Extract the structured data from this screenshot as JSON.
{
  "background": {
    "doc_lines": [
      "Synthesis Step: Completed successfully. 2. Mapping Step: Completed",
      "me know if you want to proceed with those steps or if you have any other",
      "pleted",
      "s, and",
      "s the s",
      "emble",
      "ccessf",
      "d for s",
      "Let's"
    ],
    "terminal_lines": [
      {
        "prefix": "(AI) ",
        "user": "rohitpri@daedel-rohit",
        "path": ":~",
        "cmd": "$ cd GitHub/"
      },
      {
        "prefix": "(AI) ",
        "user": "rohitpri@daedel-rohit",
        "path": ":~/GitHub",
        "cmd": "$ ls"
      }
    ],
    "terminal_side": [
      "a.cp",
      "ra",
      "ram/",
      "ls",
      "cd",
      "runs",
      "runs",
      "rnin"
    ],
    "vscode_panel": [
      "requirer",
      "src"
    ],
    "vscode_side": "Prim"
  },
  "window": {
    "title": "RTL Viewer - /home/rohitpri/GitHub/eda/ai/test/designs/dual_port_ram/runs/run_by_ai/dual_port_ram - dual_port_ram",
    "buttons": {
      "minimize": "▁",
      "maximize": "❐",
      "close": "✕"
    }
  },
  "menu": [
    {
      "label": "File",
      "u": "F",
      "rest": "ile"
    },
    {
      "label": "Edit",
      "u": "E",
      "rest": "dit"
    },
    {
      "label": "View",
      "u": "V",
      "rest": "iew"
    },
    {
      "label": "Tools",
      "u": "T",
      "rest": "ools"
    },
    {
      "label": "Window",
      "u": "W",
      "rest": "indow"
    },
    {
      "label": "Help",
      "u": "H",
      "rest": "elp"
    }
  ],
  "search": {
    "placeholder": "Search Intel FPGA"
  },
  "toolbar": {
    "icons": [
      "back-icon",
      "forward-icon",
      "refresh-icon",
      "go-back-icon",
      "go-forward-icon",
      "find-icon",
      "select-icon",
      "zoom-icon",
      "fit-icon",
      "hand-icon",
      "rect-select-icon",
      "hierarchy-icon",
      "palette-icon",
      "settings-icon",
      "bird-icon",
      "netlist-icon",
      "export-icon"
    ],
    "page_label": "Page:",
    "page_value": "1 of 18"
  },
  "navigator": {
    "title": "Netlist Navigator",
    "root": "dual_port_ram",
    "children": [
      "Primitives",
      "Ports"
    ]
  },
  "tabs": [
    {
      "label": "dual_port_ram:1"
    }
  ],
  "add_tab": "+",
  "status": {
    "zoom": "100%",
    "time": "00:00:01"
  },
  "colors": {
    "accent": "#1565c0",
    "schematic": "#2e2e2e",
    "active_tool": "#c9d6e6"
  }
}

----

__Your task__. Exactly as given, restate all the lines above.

__Reply__.
Extract the structured data from this screenshot as JSON.
{
  "background": {
    "doc_lines": [
      "Synthesis Step: Completed successfully. 2. Mapping Step: Completed",
      "me know if you want to proceed with those steps or if you have any other",
      "pleted",
      "s, and",
      "s the s",
      "emble",
      "ccessf",
      "d for s",
      "Let's"
    ],
    "terminal_lines": [
      {
        "prefix": "(AI) ",
        "user": "rohitpri@daedel-rohit",
        "path": ":~",
        "cmd": "$ cd GitHub/"
      },
      {
        "prefix": "(AI) ",
        "user": "rohitpri@daedel-rohit",
        "path": ":~/GitHub",
        "cmd": "$ ls"
      }
    ],
    "terminal_side": [
      "a.cp",
      "ra",
      "ram/",
      "ls",
      "cd",
      "runs",
      "runs",
      "rnin"
    ],
    "vscode_panel": [
      "requirer",
      "src"
    ],
    "vscode_side": "Prim"
  },
  "window": {
    "title": "RTL Viewer - /home/rohitpri/GitHub/eda/ai/test/designs/dual_port_ram/runs/run_by_ai/dual_port_ram - dual_port_ram",
    "buttons": {
      "minimize": "▁",
      "maximize": "❐",
      "close": "✕"
    }
  },
  "menu": [
    {
      "label": "File",
      "u": "F",
      "rest": "ile"
    },
    {
      "label": "Edit",
      "u": "E",
      "rest": "dit"
    },
    {
      "label": "View",
      "u": "V",
      "rest": "iew"
    },
    {
      "label": "Tools",
      "u": "T",
      "rest": "ools"
    },
    {
      "label": "Window",
      "u": "W",
      "rest": "indow"
    },
    {
      "label": "Help",
      "u": "H",
      "rest": "elp"
    }
  ],
  "search": {
    "placeholder": "Search Intel FPGA"
  },
  "toolbar": {
    "icons": [
      "back-icon",
      "forward-icon",
      "refresh-icon",
      "go-back-icon",
      "go-forward-icon",
      "find-icon",
      "select-icon",
      "zoom-icon",
      "fit-icon",
      "hand-icon",
      "rect-select-icon",
      "hierarchy-icon",
      "palette-icon",
      "settings-icon",
      "bird-icon",
      "netlist-icon",
      "export-icon"
    ],
    "page_label": "Page:",
    "page_value": "1 of 18"
  },
  "navigator": {
    "title": "Netlist Navigator",
    "root": "dual_port_ram",
    "children": [
      "Primitives",
      "Ports"
    ]
  },
  "tabs": [
    {
      "label": "dual_port_ram:1"
    }
  ],
  "add_tab": "+",
  "status": {
    "zoom": "100%",
    "time": "00:00:01"
  },
  "colors": {
    "accent": "#1565c0",
    "schematic": "#2e2e2e",
    "active_tool": "#c9d6e6"
  }
}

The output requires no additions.